When it comes to live cats eating plant-based diets, we are even more lacking in data than in dogs. There was a study (also discussed in my previous article) that looked at Vitamin B12 and Taurine in live cats eating a variety of vegan diets (3). However, this study yielded mixed results and Vitamin B12 and Taurine are actually already supplemented from non-animal sources in conventional cat food. A bigger concern is arachidonic acid, which no company has proven can be utilized efficiently from a non-animal source in cats. The closest thing we have currently have to a vegan diet that has been fed and studied in live cats in a controlled setting is Royal Canin Veterinary Diet® Feline Hydrolyzed Protein Adult HP, a hypoallergenic feline diet that utilizes hydrolyzed soy protein as its only protein source.
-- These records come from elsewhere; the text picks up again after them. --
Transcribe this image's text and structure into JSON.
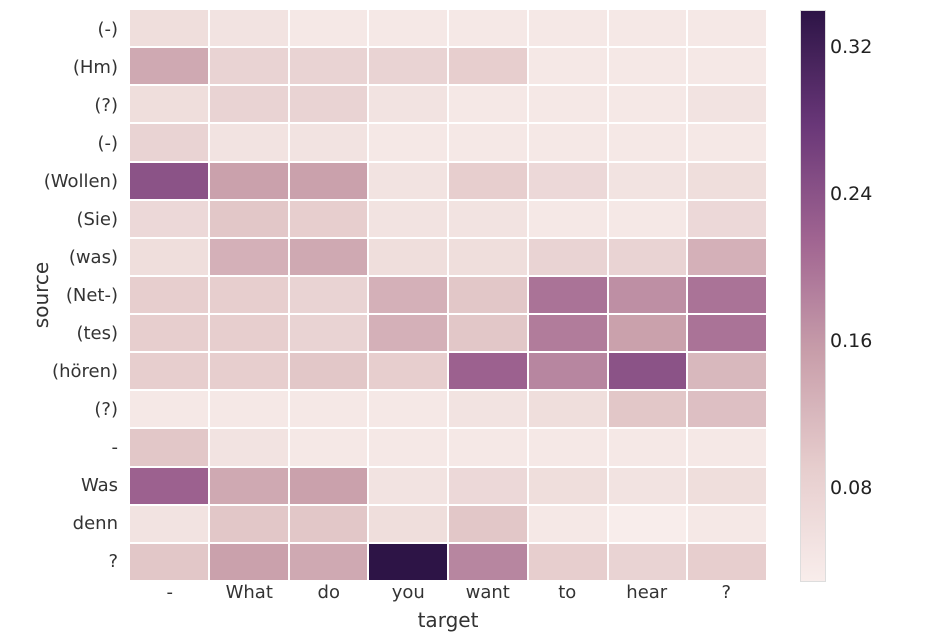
{
  "chart_data": {
    "type": "heatmap",
    "xlabel": "target",
    "ylabel": "source",
    "x_categories": [
      "-",
      "What",
      "do",
      "you",
      "want",
      "to",
      "hear",
      "?"
    ],
    "y_categories": [
      "(-)",
      "(Hm)",
      "(?)",
      "(-)",
      "(Wollen)",
      "(Sie)",
      "(was)",
      "(Net-)",
      "(tes)",
      "(hören)",
      "(?)",
      "-",
      "Was",
      "denn",
      "?"
    ],
    "matrix": [
      [
        0.06,
        0.05,
        0.04,
        0.04,
        0.04,
        0.04,
        0.04,
        0.04
      ],
      [
        0.14,
        0.08,
        0.08,
        0.08,
        0.09,
        0.04,
        0.04,
        0.04
      ],
      [
        0.06,
        0.08,
        0.08,
        0.05,
        0.04,
        0.04,
        0.04,
        0.05
      ],
      [
        0.08,
        0.05,
        0.05,
        0.04,
        0.04,
        0.04,
        0.04,
        0.04
      ],
      [
        0.24,
        0.15,
        0.15,
        0.05,
        0.09,
        0.07,
        0.05,
        0.06
      ],
      [
        0.07,
        0.1,
        0.09,
        0.05,
        0.05,
        0.04,
        0.04,
        0.07
      ],
      [
        0.06,
        0.13,
        0.14,
        0.06,
        0.06,
        0.08,
        0.08,
        0.13
      ],
      [
        0.09,
        0.09,
        0.08,
        0.13,
        0.1,
        0.2,
        0.17,
        0.2
      ],
      [
        0.09,
        0.09,
        0.08,
        0.13,
        0.1,
        0.19,
        0.15,
        0.2
      ],
      [
        0.09,
        0.09,
        0.1,
        0.09,
        0.22,
        0.18,
        0.24,
        0.12
      ],
      [
        0.04,
        0.04,
        0.04,
        0.04,
        0.05,
        0.06,
        0.1,
        0.11
      ],
      [
        0.1,
        0.05,
        0.04,
        0.04,
        0.04,
        0.04,
        0.04,
        0.04
      ],
      [
        0.22,
        0.14,
        0.15,
        0.05,
        0.07,
        0.06,
        0.05,
        0.06
      ],
      [
        0.05,
        0.1,
        0.1,
        0.06,
        0.1,
        0.04,
        0.03,
        0.04
      ],
      [
        0.1,
        0.15,
        0.14,
        0.34,
        0.18,
        0.09,
        0.08,
        0.09
      ]
    ],
    "colorbar": {
      "min": 0.03,
      "max": 0.34,
      "ticks": [
        0.08,
        0.16,
        0.24,
        0.32
      ],
      "tick_labels": [
        "0.08",
        "0.16",
        "0.24",
        "0.32"
      ],
      "cmap_low_rgb": [
        248,
        237,
        235
      ],
      "cmap_high_rgb": [
        45,
        20,
        70
      ]
    }
  }
}
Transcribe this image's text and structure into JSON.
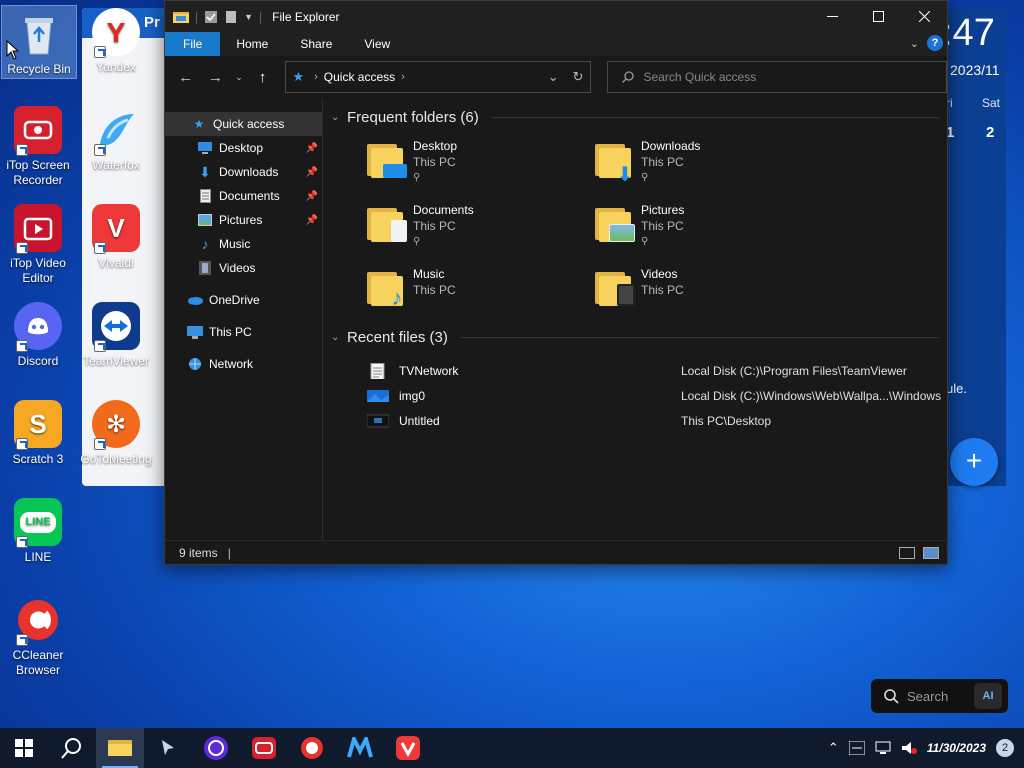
{
  "desktop": {
    "icons": [
      {
        "label": "Recycle Bin"
      },
      {
        "label": "Yandex"
      },
      {
        "label": "iTop Screen Recorder"
      },
      {
        "label": "Waterfox"
      },
      {
        "label": "iTop Video Editor"
      },
      {
        "label": "Vivaldi"
      },
      {
        "label": "Discord"
      },
      {
        "label": "TeamViewer"
      },
      {
        "label": "Scratch 3"
      },
      {
        "label": "GoToMeeting"
      },
      {
        "label": "LINE"
      },
      {
        "label": "CCleaner Browser"
      }
    ]
  },
  "background_app": {
    "title_fragment": "Pr",
    "clock_fragment": ":47",
    "date_fragment": "2023/11",
    "day_headers": [
      "ri",
      "Sat"
    ],
    "day_numbers": [
      "1",
      "2"
    ],
    "note_fragment": "ule.",
    "add_symbol": "+"
  },
  "explorer": {
    "title": "File Explorer",
    "ribbon_tabs": [
      "File",
      "Home",
      "Share",
      "View"
    ],
    "address": {
      "location": "Quick access"
    },
    "search": {
      "placeholder": "Search Quick access"
    },
    "nav": [
      {
        "label": "Quick access",
        "pinned": false
      },
      {
        "label": "Desktop",
        "pinned": true
      },
      {
        "label": "Downloads",
        "pinned": true
      },
      {
        "label": "Documents",
        "pinned": true
      },
      {
        "label": "Pictures",
        "pinned": true
      },
      {
        "label": "Music",
        "pinned": false
      },
      {
        "label": "Videos",
        "pinned": false
      },
      {
        "label": "OneDrive",
        "pinned": false
      },
      {
        "label": "This PC",
        "pinned": false
      },
      {
        "label": "Network",
        "pinned": false
      }
    ],
    "frequent": {
      "header": "Frequent folders (6)",
      "folders": [
        {
          "name": "Desktop",
          "location": "This PC",
          "pinned": true
        },
        {
          "name": "Downloads",
          "location": "This PC",
          "pinned": true
        },
        {
          "name": "Documents",
          "location": "This PC",
          "pinned": true
        },
        {
          "name": "Pictures",
          "location": "This PC",
          "pinned": true
        },
        {
          "name": "Music",
          "location": "This PC",
          "pinned": false
        },
        {
          "name": "Videos",
          "location": "This PC",
          "pinned": false
        }
      ]
    },
    "recent": {
      "header": "Recent files (3)",
      "files": [
        {
          "name": "TVNetwork",
          "path": "Local Disk (C:)\\Program Files\\TeamViewer"
        },
        {
          "name": "img0",
          "path": "Local Disk (C:)\\Windows\\Web\\Wallpa...\\Windows"
        },
        {
          "name": "Untitled",
          "path": "This PC\\Desktop"
        }
      ]
    },
    "status": {
      "items": "9 items"
    }
  },
  "desktop_search": {
    "placeholder": "Search",
    "ai_label": "AI"
  },
  "taskbar": {
    "date": "11/30/2023",
    "notifications": "2"
  },
  "colors": {
    "accent": "#1979ca",
    "explorer_bg": "#191919",
    "folder": "#f7d35d"
  }
}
However, this diet contains chicken fat for arachidonic acid, fish oil for EPA/DHA, and some animal-sourced vitamins. It should also be noted that like many of Royal Canin’s veterinary diets, it does not officially carry a label stating it has passed AAFCO feeding tests. Still, Royal Canin does study all its veterinary diets in live animal colonies for extended periods of time.  The diet also carries an S/O index label, which means it is good at preventing both struvite and calcium oxate urolithiasis. The former has anecdotally been an issue with cats eating commercial vegan diets.

Note: The original version of this blog was written for a dog food company I no longer support. Any promotional material has been removed, dog information has been updated, and cat information has been added.

1. Kanakubo, Kayo, Andrea J. Fascetti, and Jennifer A. Larsen. “Assessment of protein and amino acid concentrations and labeling adequacy of commercial vegetarian diets formulated for dogs and cats.” Journal of the American Veterinary Medical Association 247.4 (2015): 385-392.

2. Gray, Christina M., Rance K. Sellon, and Lisa M. Freeman. “Nutritional adequacy of two vegan diets for cats.” Journal of the American Veterinary Medical Association 225.11 (2004): 1670-1675.

3. Wakefield, Lorelei A., Frances S. Shofer, and Kathryn E. Michel. “Evaluation of cats fed vegetarian diets and attitudes of their caregivers.” Journal of the American Veterinary Medical Association 229.1 (2006): 70-73.